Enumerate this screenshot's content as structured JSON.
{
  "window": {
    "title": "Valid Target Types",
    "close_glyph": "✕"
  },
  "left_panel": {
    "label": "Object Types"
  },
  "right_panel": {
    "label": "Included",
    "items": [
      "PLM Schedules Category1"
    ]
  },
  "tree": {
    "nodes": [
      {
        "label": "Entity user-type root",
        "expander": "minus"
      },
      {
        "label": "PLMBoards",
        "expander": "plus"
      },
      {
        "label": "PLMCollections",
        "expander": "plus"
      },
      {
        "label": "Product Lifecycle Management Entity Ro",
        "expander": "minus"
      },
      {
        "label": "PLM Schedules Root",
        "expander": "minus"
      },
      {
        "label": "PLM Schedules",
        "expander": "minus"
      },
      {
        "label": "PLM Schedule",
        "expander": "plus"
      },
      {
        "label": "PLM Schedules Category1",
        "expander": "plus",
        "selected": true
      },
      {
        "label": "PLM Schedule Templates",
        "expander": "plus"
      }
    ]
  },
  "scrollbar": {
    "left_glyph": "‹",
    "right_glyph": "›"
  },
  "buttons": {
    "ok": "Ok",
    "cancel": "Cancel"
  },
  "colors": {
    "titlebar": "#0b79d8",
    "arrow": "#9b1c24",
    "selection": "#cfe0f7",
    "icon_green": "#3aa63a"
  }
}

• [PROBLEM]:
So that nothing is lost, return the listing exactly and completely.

• [RESPONSE AREA]:
Enumerate this screenshot's content as structured JSON.
{
  "window": {
    "title": "Valid Target Types",
    "close_glyph": "✕"
  },
  "left_panel": {
    "label": "Object Types"
  },
  "right_panel": {
    "label": "Included",
    "items": [
      "PLM Schedules Category1"
    ]
  },
  "tree": {
    "nodes": [
      {
        "label": "Entity user-type root",
        "expander": "minus"
      },
      {
        "label": "PLMBoards",
        "expander": "plus"
      },
      {
        "label": "PLMCollections",
        "expander": "plus"
      },
      {
        "label": "Product Lifecycle Management Entity Ro",
        "expander": "minus"
      },
      {
        "label": "PLM Schedules Root",
        "expander": "minus"
      },
      {
        "label": "PLM Schedules",
        "expander": "minus"
      },
      {
        "label": "PLM Schedule",
        "expander": "plus"
      },
      {
        "label": "PLM Schedules Category1",
        "expander": "plus",
        "selected": true
      },
      {
        "label": "PLM Schedule Templates",
        "expander": "plus"
      }
    ]
  },
  "scrollbar": {
    "left_glyph": "‹",
    "right_glyph": "›"
  },
  "buttons": {
    "ok": "Ok",
    "cancel": "Cancel"
  },
  "colors": {
    "titlebar": "#0b79d8",
    "arrow": "#9b1c24",
    "selection": "#cfe0f7",
    "icon_green": "#3aa63a"
  }
}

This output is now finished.